------ Extracted material

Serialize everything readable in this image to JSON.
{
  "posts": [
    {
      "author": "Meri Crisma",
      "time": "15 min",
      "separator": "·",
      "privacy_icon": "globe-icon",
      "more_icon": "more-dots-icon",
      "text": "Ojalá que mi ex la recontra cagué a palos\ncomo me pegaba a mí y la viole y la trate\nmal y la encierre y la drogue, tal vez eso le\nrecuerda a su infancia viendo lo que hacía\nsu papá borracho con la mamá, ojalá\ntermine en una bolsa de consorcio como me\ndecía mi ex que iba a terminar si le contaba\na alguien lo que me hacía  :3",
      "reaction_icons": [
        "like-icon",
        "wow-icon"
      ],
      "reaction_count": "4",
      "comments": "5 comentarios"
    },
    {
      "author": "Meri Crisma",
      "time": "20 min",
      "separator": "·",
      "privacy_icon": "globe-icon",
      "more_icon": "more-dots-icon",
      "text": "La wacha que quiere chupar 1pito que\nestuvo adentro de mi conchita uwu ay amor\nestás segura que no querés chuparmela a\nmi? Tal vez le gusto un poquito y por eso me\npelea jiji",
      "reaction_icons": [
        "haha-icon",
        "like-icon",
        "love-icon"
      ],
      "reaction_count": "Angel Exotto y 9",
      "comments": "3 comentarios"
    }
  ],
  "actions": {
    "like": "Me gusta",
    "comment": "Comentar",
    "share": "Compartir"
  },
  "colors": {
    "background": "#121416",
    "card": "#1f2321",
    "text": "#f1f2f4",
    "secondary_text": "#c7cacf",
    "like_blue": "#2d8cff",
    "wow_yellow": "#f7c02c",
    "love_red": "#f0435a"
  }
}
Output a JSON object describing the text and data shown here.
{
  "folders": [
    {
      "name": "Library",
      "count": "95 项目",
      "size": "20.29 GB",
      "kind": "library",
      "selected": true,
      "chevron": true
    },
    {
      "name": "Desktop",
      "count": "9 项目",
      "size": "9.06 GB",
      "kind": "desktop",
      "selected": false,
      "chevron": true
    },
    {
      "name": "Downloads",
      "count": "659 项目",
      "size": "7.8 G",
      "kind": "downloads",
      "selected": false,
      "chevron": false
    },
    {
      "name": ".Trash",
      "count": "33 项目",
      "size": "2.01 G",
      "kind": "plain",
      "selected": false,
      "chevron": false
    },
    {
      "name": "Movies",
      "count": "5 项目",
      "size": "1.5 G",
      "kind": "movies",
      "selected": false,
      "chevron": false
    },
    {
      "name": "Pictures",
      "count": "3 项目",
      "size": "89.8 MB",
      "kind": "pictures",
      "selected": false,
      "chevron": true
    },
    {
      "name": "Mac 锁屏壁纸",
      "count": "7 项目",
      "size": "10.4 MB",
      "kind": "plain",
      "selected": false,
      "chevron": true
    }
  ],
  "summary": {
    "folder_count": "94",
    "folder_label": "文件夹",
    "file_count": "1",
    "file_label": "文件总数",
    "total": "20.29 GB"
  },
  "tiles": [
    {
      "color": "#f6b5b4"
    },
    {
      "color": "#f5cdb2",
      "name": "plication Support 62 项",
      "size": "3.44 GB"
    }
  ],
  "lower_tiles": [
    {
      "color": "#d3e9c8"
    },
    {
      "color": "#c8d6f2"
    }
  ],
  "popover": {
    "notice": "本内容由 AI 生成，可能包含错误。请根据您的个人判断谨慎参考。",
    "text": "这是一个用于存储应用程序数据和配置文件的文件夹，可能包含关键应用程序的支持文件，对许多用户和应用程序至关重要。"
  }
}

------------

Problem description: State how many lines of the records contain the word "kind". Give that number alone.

Output of the task: 7